Tom, your guess is basically correct, but I heard that Weil (who coined the name "adeles" to replace the previous "valuation vectors") also intended it as a kind of joke, since adele is a French girl's name too. Then it stuck. –  BCnrd Jul 10 '10 at 1:45
Tom, ideles were invented by Chevalley around 1940 for his non-analytic development of class field theory (all priori work required analytic input at some point), and I believe he gave them the name "ideles" because of how they were used to unify generalized ideal class groups into quotients of a single structure. However, due to the application in class field theory, he gave them a topology with far fewer open sets than the one now used. That they were units of a ring was only recognized later (presumably quite soon), since the context for their invention had no need for it. –  BCnrd Jul 10 '10 at 3:48
I would have given a substantial answer to this question if I were not so lazy. Instead, let me point to the papers: Coates, John; Fukaya, Takako; Kato, Kazuya; Sujatha, Ramdorai; Venjakob, Otmar The $\rm GL_2$ main conjecture for elliptic curves without complex multiplication. Publ. Math. Inst. Hautes Études Sci. No. 101 (2005), 163--208; Fukaya, Takako; Kato, Kazuya A formulation of conjectures on $p$-adic zeta functions in noncommutative Iwasawa theory. Proceedings of the St. Petersburg Mathematical Society. Vol. XII, 1--85, Amer. Math. Soc. Transl. Ser. 2, 219; cont. –  Minhyong Kim Jul 11 '10 at 6:15

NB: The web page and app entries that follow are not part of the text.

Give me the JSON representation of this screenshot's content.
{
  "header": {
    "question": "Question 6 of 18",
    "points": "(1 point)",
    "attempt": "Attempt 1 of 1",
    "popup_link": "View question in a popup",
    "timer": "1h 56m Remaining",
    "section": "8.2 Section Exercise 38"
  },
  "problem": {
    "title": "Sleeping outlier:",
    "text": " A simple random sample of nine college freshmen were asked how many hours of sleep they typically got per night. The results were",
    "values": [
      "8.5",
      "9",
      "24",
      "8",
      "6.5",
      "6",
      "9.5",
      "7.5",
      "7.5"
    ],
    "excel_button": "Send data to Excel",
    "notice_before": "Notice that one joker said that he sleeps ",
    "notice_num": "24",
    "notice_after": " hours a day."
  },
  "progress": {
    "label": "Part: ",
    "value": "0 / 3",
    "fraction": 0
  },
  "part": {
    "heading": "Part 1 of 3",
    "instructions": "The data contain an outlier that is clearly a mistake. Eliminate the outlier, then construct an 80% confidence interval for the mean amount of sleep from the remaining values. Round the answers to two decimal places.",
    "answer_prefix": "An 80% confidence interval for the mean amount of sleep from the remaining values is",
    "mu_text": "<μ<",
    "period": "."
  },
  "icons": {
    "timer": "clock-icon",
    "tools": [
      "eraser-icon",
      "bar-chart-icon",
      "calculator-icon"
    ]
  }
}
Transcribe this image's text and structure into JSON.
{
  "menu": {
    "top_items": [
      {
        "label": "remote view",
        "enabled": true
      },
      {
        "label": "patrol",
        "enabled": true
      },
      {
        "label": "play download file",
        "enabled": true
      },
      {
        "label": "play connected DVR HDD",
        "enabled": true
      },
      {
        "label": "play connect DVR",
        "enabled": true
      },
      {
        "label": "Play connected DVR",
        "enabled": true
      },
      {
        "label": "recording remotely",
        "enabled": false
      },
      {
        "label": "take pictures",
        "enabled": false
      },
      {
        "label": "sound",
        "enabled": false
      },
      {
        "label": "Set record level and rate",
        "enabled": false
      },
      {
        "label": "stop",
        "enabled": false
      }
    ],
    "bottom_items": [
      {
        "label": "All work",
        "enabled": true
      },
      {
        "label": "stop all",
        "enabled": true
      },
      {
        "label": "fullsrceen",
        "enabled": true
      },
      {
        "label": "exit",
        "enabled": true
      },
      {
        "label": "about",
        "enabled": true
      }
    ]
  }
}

mathematik.uni-regensburg.de/preprints/Forschergruppe/… These illustrate how homotopy-theoretic the incarnations have become. In brief, the current view is that the Iwasawa polynomial=p-adic L-function should be viewed as a path in K-theory space. –  Minhyong Kim Jul 11 '10 at 6:18